Labour is the natural friend of small businesses but the uncertainty of Brexit demands the country do more for SMEs
Labour has in the past been tacitly and even directly accused of being inherently anti-business. The party has been accused of being out of touch with the communities of modern Britain. Both suggestions are patently false. But these suggestions are sadly widespread. And they were, I believe, partly what prompted people’s surprised reactions when we founded SME for Labour. These perceptions are something the Labour Party can and should work against – and there is no better time than this week with the Budget due on Wednesday.
I am myself an owner of a small business. I am also a proud Labour member. And I see nothing incompatible there, in fact, to me it seems like a natural combination. I started work at 14 and have slowly built up a modest business empire through hard work and an approach based on fairness and trust. After years of hard work, I now run several restaurants and have just launched my own beer, called Bira.
Throughout my life, I have seen the importance of SMEs to communities. I have seen that they are an integral component of any living, breathing community. I have also seen that social justice, or a lack of it, affects the health of communities, and vice versa. A just society needs SMEs and SMEs need a just society. For me, it is with the philosophy of the Labour movement that we can make the sort of society that I believe all of us deep down want to see and live in.
Labour’s entire political programme relies on a prosperous, growing economy. We want social justice. We want opportunities for all. We want social mobility. We want world-class public services, in health, education, criminal justice and transport. And we understand that these things cannot happen unless we have a growing economy, fair distribution of wealth between the nations and regions of the UK, and investment in training, skills and jobs. Labour is the party for all of those who want to be better off, who want to see their families and communities do well and prosper.
SMEs are the glue that holds communities together. They give character to our cities, towns and villages. Without them, every high street would be a clone of every other high street, and we would have lost something very special that makes us who we are. Family businesses sometimes stretching back over a century provide us with a reference point for sustainable, ethical business practices, and give continuity to communities. More and more we see our society as one where people stay at home, locked indoors, where people do not know their neighbours and do not feel engaged. Labour is the party that can reverse this.

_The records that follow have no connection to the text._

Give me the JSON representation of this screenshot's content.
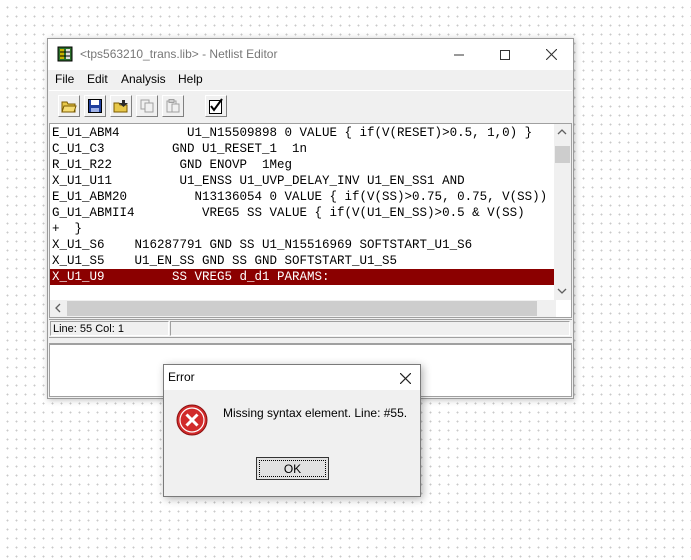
{
  "window": {
    "title": "<tps563210_trans.lib> - Netlist Editor",
    "icon": "netlist-app-icon"
  },
  "menu": [
    "File",
    "Edit",
    "Analysis",
    "Help"
  ],
  "toolbar": {
    "icons": [
      "open-folder-icon",
      "save-icon",
      "open-file-icon",
      "copy-icon",
      "paste-icon",
      "check-icon"
    ]
  },
  "editor": {
    "lines": [
      "E_U1_ABM4         U1_N15509898 0 VALUE { if(V(RESET)>0.5, 1,0) }",
      "C_U1_C3         GND U1_RESET_1  1n",
      "R_U1_R22         GND ENOVP  1Meg",
      "X_U1_U11         U1_ENSS U1_UVP_DELAY_INV U1_EN_SS1 AND",
      "E_U1_ABM20         N13136054 0 VALUE { if(V(SS)>0.75, 0.75, V(SS)) }",
      "G_U1_ABMII4         VREG5 SS VALUE { if(V(U1_EN_SS)>0.5 & V(SS)",
      "+  }",
      "X_U1_S6    N16287791 GND SS U1_N15516969 SOFTSTART_U1_S6",
      "X_U1_S5    U1_EN_SS GND SS GND SOFTSTART_U1_S5",
      "X_U1_U9         SS VREG5 d_d1 PARAMS:"
    ],
    "selected_line_index": 9,
    "selection_color": "#8b0000"
  },
  "status": {
    "position": "Line: 55 Col: 1"
  },
  "dialog": {
    "title": "Error",
    "message": "Missing syntax element. Line: #55.",
    "ok_label": "OK",
    "icon": "error-icon"
  }
}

Healthy communities are not ones obsessed with the past, however. Real communities are ones that grow and develop, ones that acknowledge their past and draw on it but allow the following generations to express themselves. Driving the growth of SMEs and the health of our economy are innovators and entrepreneurs, people who take risks, people who think differently. We can and should support people with new, bright ideas to contribute to our economy. The current government stands in the way of the growth of small businesses, choosing instead to prioritise massive multi-nationals that do not contribute anything substantive to their communities, who exploit and cut corners wherever possible.
With the ongoing uncertainty over Brexit, sadly, we need the contribution of SMEs more than ever. SMEs employ over 15 million people, or two-thirds of all jobs in the private sector. The government’s continued inability to deliver any clear strategy on Brexit is wreaking havoc on our economy and we have no idea what Brexit, when it comes, will bring.
Some are predicting growth, others further downturn. Whatever happens, we need to be supporting our SMEs so that they remain robust and dynamic. Labour is the natural friend of SMEs but the links could be stronger and more formal. This is part of what we are trying to do. The Small Business Saturday events, started by Labour a few years ago, gave Labour a chance to engage with SMEs in our constituencies. MPs, mayors and councillors had the chance to talk with the businesses in their patches. It is a wonderful initiative, and we give it our full support.
But I want this level of dialogue and engagement to be more than a single day. I want it all year round. I want it to be normal. I want our branch meetings to be stuffed full with small business men and women, with the self-employed, with entrepreneurs taking risks with exciting new ventures.
I want to see Labour MPs elected with a background in SMEs, in family- run firms, and in entrepreneurship. If Labour is truly to represent the communities we serve, then the PLP must reflect small businesses.
We’ve made an impressive start. SMEs for Labour has grown fast, reflecting the genuine interest within the party. We’ve won the endorsements of senior Labour figures, including our leader Jeremy Corbyn, the deputy leader Tom Watson, and the shadow chancellor John McDonnell. There is still more we can do, however, to build on the natural affinity between Labour and SMEs and to boost Labour’s electability.
Ibrahim Dogus is chair of SME4Labour.